Jane Horrocks and Rupert Graves shine in Pinter Five, featuring The Room, Victoria Station and Family Voices at the Harold Pinter Theatre
“You know where you are here”
“You know where you are here”
“I suppose I like both, but that’s okay isn’t it, that’s okay?”
Sometimes you look back at a cast you’ve seen and think wow, I’m glad I booked for that. The original Royal Court production of Mike Bartlett’s Cock – revived here at Chichester’s Minerva – had a cast that included no less than Katherine Parkinson, Andrew Scott and Ben Whishaw enclosed in the claustrophobic intimacy of Miriam Buether’s brilliant design. So no pressure for director Kate Hewitt to live up to, honest…
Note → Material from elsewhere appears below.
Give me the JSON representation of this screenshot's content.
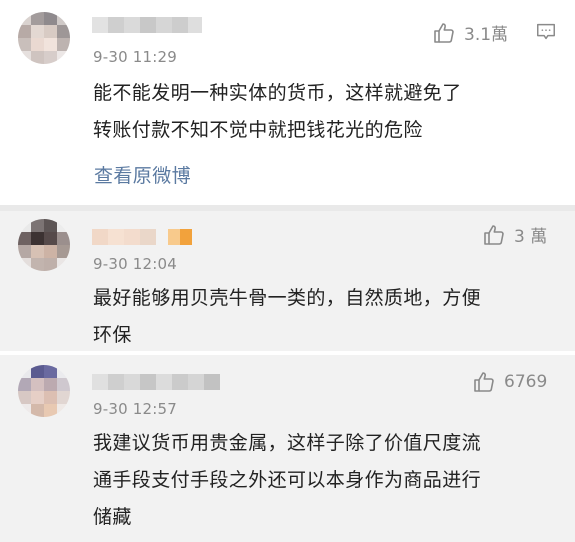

And it is pressure that she lives up to, mainly because Bartlett’s play remains as fresh as a daisy (chain) nearly 10 years after it was written. Its exploration of fluid sexuality feels ripped out of the frothing mouth of clickbait-muffin Piers Morgan, its rejection of conventional sexual identity labels still a key issue for many, the complication of the dating world in the 21st century as sharply pertinent as ever.
Continue reading “Review: Cock, Minerva”
The ensemble cast of The Inheritance at the Noël Coward Theatre is now confirmed and will include: Hugo Bolton, Robert Boulter, Andrew Burnap, Hubert Burton, John Benjamin Hickey, Paul Hilton, Samuel H Levine, Syrus Lowe, Michael Marcus, Vanessa Redgrave, Jack Riddiford, Kyle Soller and Michael Walters. The main change is that Jack Riddiford joins the company in place of Luke Thallon who is going to be appearing in Chichester’s revival of Mike Bartlett’s Cock instead.
I absolutely adored The Inheritance when I saw it at the Young Vic and am glad that the brave decision to transfer this major new work into the West End has been made. It certainly deserves a bigger audience and I sincerely hope that they come – and why wouldn’t they, when you look at this lovely set of blossom portraits of the new cast by Johan Persson.
“A chain of gay men helping each other, loving each other, hurting each other, understanding each other”
It would be easy to focus on the fact that The Inheritance is long and yes, its two parts total up to nearly seven hours in the thankfully comfortable seats of the Young Vic. But they also sum up to a brave and epic piece of new writing from Matthew Lopez, taking a scalpel to contemporary gay life in New York, asking what does it mean to be a gay man today and just how much of that is owed to an inherited (and neglected) cultural legacy.
Structurally, the play owes a curious debt to EM Forster’s Howard’s End, using it as a considerable inspiration for plot but also as a device to launch into its storytelling, which has an occasional tricksiness to it, pulling at the thread of the stories we wish we could tell rather than the ones we have to. That main story centres on Eric and Toby, a gay couple who have the foundations of their relationship rocked when the tenancy of their amazing apartment is terminated. As their lives reshape around new realities, new experiences, new challenges, they come to see how little of the world they really know. Continue reading “Review: The Inheritance, Young Vic”
“Holy shit, Meryl Streep is here?”
I’m just going to write the one review to cover both parts of the The Inheritance but I wanted to flag up that if, for some crazy reason, the full seven hours of Mathew Lopez’s epic didn’t appeal, then you could do worse than sticking with Part One. For though it may not have any Vanessa Redgrave, it does contain a moment of pure transcendent beauty that left me weeping on the bus journey home, and so how could you possibly now resist?! Continue reading “Not-really-a-Review: The Inheritance Part One, Young Vic”
The nominations for the 2017 London Evening Standard Theatre Awards have been released and naturally I have thoughts. Initially, they are:
“The fantasy that brings the reality into being”
As Mike Bartlett’s profile grows and grows, one can’t help but fear that his TV successes will lead to movie commissions but for the moment, he’s not forgotten where he started and with Albion, there’s a ferocious reminder of how theatrically skilled he is. Additionally, there’s one of the performances of the year from Victoria Hamilton so I’d hotfoot it to the Almeida now, there’s no guarantee this one will transfer.
Successful businesswoman Audrey has her world rocked when her son is killed on duty in the Middle East and so she decides to retreat to the countryside, rural Oxfordshire to be precise, where she buys the neglected home of her uncle, along with its once-impressive garden. But what first seems like a fun restoration project snowballs into chaos as her increasingly ambitious plans threaten to push everyone close to her away. Continue reading “Review: Albion, Almeida”